A bill from Sen. Mike Lang, SB 139, would tweak retiree systems to make it easier for retired teachers to return to work if a school can't find a qualified teacher; Lang pitched it as a potential solution for rural schools.
But the state retirement system opposed the move, as did the state teacher's union. Both groups characterized the move as “double dipping.”
There's no silver bullet for teacher shortages, but several solutions can help. Certification changes, mentorship programs and rural-specific training are scattered across Montana, but most are driven by individual districts or colleges. But Montana has passed on sweeping statewide programs, especially addressing what research shows is one of the most important solutions — salary.
More than 20 states use diversified pay programs, which offer higher salaries in high-needs districts beyond programs like loan assistance. Seven states require minimum salaries, and 17 states use a statewide salary schedule, that requires minimum salaries depending on experience.
Montana doesn’t use any of the approaches. Idaho uses a statewide salary schedule, and Wyoming uses diversified pay.

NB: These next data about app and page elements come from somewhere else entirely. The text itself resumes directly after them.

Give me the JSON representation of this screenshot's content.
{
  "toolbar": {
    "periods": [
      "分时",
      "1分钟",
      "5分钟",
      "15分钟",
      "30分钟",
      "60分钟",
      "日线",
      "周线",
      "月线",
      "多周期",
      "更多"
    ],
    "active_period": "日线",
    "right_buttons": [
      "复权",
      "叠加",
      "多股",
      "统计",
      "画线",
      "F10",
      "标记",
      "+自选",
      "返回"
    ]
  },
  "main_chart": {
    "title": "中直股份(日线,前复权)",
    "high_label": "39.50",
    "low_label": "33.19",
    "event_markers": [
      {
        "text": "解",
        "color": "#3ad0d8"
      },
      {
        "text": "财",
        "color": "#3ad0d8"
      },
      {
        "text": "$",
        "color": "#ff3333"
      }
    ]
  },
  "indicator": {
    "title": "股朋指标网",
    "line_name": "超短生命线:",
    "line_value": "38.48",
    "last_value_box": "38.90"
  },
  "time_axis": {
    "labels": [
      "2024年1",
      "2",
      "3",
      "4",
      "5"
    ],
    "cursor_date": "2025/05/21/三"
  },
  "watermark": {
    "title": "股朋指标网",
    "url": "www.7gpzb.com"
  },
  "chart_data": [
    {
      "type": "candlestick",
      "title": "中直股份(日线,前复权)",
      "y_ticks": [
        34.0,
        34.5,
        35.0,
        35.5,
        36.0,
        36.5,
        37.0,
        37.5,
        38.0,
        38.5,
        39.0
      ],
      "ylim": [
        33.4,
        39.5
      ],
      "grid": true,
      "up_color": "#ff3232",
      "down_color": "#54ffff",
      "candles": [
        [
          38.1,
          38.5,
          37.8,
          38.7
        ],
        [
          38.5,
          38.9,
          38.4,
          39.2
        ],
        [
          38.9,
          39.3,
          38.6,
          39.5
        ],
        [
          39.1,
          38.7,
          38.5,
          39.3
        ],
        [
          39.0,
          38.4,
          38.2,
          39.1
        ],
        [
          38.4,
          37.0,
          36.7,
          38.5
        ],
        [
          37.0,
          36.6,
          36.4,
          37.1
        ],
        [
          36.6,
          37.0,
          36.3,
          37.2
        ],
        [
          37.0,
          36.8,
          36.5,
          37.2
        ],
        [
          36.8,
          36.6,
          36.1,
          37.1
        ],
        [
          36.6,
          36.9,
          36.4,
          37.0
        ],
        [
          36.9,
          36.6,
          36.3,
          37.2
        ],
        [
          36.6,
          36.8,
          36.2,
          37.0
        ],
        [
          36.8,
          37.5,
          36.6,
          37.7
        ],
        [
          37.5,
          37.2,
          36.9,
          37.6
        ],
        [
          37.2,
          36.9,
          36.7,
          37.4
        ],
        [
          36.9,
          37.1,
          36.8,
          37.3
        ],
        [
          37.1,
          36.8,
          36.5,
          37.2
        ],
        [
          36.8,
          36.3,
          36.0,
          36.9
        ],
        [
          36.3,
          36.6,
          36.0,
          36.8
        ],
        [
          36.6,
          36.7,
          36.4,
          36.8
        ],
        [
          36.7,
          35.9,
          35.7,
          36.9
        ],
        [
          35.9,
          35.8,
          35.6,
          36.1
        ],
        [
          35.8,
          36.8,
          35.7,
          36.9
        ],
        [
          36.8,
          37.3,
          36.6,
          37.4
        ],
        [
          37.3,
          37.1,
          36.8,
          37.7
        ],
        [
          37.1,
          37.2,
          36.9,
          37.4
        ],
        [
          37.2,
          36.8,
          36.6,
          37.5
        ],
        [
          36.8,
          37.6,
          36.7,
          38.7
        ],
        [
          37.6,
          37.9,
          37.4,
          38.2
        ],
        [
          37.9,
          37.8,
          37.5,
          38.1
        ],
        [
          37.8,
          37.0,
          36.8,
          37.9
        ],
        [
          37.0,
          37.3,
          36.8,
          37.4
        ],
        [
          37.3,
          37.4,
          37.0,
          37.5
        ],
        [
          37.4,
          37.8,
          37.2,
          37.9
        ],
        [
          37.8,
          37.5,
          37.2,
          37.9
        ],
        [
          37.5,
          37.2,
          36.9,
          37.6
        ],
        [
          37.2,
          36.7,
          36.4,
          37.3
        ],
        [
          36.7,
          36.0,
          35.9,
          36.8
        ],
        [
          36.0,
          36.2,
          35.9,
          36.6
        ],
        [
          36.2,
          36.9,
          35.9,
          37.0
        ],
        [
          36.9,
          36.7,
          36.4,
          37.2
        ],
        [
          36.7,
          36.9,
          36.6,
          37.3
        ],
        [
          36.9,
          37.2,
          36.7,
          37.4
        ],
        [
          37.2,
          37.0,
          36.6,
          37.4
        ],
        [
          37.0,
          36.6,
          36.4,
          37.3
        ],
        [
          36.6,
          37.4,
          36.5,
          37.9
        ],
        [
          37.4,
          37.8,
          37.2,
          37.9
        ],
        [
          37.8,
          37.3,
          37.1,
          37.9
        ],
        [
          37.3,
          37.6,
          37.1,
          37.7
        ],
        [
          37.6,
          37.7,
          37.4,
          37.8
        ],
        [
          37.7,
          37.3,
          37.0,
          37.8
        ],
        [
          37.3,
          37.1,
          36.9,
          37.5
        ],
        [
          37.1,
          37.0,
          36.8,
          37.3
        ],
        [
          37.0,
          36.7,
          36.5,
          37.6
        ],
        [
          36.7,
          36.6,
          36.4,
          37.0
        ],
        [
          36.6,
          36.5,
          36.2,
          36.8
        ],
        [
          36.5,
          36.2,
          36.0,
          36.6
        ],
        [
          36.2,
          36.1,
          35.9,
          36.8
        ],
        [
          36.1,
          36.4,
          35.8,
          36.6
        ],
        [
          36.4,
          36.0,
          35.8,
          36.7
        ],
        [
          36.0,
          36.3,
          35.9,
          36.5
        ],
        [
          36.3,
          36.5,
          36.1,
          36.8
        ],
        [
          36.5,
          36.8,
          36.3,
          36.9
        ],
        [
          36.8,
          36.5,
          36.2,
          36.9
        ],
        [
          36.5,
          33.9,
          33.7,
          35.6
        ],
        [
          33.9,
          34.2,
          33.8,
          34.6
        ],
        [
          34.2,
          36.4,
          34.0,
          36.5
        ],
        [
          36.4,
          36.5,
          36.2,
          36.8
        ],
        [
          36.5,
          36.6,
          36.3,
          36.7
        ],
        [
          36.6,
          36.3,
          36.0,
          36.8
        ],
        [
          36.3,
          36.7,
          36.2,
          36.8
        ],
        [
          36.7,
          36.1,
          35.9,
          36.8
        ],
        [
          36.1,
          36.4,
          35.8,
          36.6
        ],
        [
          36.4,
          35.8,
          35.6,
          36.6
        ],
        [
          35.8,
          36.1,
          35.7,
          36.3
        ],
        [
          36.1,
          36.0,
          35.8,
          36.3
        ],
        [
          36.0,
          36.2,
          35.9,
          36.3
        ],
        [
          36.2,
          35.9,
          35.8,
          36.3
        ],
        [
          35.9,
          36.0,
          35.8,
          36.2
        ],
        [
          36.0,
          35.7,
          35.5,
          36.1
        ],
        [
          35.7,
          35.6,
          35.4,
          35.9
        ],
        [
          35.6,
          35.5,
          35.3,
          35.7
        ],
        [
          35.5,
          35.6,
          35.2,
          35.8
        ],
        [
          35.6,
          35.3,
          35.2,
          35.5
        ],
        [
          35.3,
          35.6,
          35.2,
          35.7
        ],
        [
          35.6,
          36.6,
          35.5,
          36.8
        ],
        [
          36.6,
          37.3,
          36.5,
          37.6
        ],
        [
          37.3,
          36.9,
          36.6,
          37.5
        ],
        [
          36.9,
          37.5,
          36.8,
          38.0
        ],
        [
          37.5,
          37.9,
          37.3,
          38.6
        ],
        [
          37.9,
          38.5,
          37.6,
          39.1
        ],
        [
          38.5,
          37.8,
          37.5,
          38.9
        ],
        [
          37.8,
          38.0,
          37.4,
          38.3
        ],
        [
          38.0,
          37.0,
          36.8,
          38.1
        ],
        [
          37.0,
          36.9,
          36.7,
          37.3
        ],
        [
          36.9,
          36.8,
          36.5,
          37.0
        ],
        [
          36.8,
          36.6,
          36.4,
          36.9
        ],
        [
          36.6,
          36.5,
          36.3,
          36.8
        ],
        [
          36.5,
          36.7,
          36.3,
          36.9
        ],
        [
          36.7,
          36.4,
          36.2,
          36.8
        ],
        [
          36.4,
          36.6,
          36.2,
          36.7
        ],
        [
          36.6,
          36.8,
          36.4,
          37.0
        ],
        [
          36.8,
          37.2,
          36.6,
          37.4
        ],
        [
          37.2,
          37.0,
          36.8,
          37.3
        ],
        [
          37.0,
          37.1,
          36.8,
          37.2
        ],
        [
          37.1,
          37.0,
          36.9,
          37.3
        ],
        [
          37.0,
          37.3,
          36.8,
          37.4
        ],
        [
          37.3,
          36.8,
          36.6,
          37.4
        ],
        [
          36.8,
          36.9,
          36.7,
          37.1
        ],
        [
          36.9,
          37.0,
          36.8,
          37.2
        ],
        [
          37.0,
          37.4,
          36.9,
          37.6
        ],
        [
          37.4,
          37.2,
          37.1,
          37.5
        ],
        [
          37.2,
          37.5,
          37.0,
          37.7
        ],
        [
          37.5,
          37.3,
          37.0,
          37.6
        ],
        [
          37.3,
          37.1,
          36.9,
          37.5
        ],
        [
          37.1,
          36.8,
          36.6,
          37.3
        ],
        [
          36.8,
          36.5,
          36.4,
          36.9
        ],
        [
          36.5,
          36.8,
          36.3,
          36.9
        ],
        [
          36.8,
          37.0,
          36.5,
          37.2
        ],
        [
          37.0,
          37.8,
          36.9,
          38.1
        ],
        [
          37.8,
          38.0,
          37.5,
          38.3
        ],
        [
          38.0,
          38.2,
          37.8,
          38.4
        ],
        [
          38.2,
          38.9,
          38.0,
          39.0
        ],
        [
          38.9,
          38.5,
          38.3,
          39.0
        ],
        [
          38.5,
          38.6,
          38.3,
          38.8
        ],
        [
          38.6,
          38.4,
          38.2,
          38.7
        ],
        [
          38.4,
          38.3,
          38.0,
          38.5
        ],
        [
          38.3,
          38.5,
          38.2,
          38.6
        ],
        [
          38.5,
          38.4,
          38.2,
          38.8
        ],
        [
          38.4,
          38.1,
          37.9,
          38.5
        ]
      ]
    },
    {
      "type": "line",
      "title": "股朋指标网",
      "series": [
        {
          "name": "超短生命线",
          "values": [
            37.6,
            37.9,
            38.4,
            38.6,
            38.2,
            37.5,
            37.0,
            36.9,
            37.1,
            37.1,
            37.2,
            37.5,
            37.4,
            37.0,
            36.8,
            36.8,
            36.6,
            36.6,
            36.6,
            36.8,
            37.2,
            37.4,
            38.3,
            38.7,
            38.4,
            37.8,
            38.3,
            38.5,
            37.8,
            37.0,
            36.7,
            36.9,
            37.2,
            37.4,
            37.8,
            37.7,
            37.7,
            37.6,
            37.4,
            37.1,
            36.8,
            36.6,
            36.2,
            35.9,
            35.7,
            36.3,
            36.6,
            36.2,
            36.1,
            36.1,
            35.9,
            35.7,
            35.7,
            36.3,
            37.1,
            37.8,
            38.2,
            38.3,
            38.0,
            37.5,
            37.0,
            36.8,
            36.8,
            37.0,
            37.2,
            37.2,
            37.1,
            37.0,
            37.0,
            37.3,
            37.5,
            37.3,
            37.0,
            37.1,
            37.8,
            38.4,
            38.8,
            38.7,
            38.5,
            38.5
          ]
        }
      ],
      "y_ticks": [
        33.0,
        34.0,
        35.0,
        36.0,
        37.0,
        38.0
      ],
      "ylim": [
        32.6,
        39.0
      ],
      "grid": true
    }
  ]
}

Montana's funding structure gives schools a BASE level, considered 80 percent. Making up the next 20 percent is up to local voters. Tax increases can be hard to come by in largely agricultural and residential areas, and a community's taste for taxation can affect equitable school funding.
The state already funds small rural schools at far-higher per-student levels than larger urban schools. But with few students, money doesn't pile up, and a low teacher-student ratio becomes hard to pay for.
Warren was optimistic about some initiatives in the state, like a Montana State University program that sends teaching students to rural schools to gain experience that Opheim has participated in. Opheim also offers a college-credit course to it's students, EDU 101.
But even if those strategies lead to a new pipeline, "that takes time," he said.
"The need is immediate."